=== ABOUT THIS TASK ===
Nothing may be added, dropped, or altered; restate the listing word for word.

━━ DATA TO USE ━━

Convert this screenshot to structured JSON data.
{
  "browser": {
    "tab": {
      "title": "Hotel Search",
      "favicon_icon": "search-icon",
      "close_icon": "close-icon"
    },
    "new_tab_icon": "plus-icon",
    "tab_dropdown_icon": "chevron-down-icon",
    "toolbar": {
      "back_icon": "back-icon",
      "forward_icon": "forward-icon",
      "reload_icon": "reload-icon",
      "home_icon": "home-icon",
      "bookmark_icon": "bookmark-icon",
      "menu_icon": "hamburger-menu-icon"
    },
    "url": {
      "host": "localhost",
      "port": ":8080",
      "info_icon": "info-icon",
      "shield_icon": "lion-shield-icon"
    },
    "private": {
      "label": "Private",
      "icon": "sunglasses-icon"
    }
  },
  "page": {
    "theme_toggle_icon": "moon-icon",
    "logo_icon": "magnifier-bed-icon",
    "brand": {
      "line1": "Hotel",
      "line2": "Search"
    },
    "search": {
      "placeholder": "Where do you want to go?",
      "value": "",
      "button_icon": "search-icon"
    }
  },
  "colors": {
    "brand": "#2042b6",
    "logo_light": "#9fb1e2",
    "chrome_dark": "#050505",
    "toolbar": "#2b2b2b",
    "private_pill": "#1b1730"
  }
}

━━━

=== SOLUTION BELOW ===
Convert this screenshot to structured JSON data.
{
  "browser": {
    "tab": {
      "title": "Hotel Search",
      "favicon_icon": "search-icon",
      "close_icon": "close-icon"
    },
    "new_tab_icon": "plus-icon",
    "tab_dropdown_icon": "chevron-down-icon",
    "toolbar": {
      "back_icon": "back-icon",
      "forward_icon": "forward-icon",
      "reload_icon": "reload-icon",
      "home_icon": "home-icon",
      "bookmark_icon": "bookmark-icon",
      "menu_icon": "hamburger-menu-icon"
    },
    "url": {
      "host": "localhost",
      "port": ":8080",
      "info_icon": "info-icon",
      "shield_icon": "lion-shield-icon"
    },
    "private": {
      "label": "Private",
      "icon": "sunglasses-icon"
    }
  },
  "page": {
    "theme_toggle_icon": "moon-icon",
    "logo_icon": "magnifier-bed-icon",
    "brand": {
      "line1": "Hotel",
      "line2": "Search"
    },
    "search": {
      "placeholder": "Where do you want to go?",
      "value": "",
      "button_icon": "search-icon"
    }
  },
  "colors": {
    "brand": "#2042b6",
    "logo_light": "#9fb1e2",
    "chrome_dark": "#050505",
    "toolbar": "#2b2b2b",
    "private_pill": "#1b1730"
  }
}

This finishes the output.